The incident itself seemed innocuous at the time, as Shaw went on a surging run through the left channel and into the PSV box. He was met with a fierce, if admittedly fair; tackle by the desperate Moreno, who took the ball with force before careering into Shaw’s leg. The impact was heavy, and it was quickly apparent that Shaw had incurred a serious injury. Despite some muted appeals for a penalty, the tackle was inherently fair and former Manchester United captain has even heralded it as a ‘brilliant’ challenge.
As Shaw was stretchered away, many experts feared the worst. The left-back was treated on the pitch for more than 10 minutes before being ushered away and it looked like Shaw was set for a similar length of absence to that endured by Aaron Ramsey in 2010. The injury also came at the worst possible time for Shaw, who had recently cemented himself as the first-choice left-back for club and country and showcased some incredible form in the opening weeks of the season.
The most recent diagnosis of six months out is to be considered as relatively positive news for Shaw, as it means he could potentially return to fitness towards the end of March.

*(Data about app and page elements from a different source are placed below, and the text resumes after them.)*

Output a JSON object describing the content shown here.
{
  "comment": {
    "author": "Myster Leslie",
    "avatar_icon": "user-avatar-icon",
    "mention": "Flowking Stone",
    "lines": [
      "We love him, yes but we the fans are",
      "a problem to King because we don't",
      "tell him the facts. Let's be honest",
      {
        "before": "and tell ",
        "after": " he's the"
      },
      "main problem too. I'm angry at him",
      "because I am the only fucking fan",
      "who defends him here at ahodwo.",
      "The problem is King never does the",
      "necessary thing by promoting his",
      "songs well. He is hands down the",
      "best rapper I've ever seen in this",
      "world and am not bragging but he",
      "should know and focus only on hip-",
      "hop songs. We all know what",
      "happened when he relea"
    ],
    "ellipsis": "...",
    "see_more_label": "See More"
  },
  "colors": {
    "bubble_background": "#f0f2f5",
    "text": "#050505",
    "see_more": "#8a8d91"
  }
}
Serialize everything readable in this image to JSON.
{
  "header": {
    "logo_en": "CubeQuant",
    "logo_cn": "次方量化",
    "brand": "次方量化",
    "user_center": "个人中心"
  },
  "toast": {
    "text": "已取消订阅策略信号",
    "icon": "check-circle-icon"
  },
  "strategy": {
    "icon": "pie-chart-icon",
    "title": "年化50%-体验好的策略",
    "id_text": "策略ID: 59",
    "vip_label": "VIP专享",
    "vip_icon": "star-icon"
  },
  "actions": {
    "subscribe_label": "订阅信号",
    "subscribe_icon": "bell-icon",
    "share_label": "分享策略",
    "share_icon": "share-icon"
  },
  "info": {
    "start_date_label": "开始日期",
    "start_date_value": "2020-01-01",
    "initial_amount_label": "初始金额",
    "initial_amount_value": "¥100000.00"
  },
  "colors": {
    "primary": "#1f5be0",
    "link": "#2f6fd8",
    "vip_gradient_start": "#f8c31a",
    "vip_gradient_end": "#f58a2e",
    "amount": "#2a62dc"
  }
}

If he could then secure some game time towards the end of the Premier League season, Shaw’s tenacity and pedigree would see him earn an outside chance of being selected for the European Championship finals in France.
There are sadly many issues with this, as Shaw may need to build his fitness in the reserves and through regular substitute appearances before returning to the first-team at Old Trafford. This would limit his playing time considerably, meaning that Roy Hodgson would have little choice but to leave Shaw out of his final squad in the summer. This would be a devastating blow for the young Englishman, and he will need to work diligently and rely on all of his natural fitness if he is to play a significant role for both United and England this season.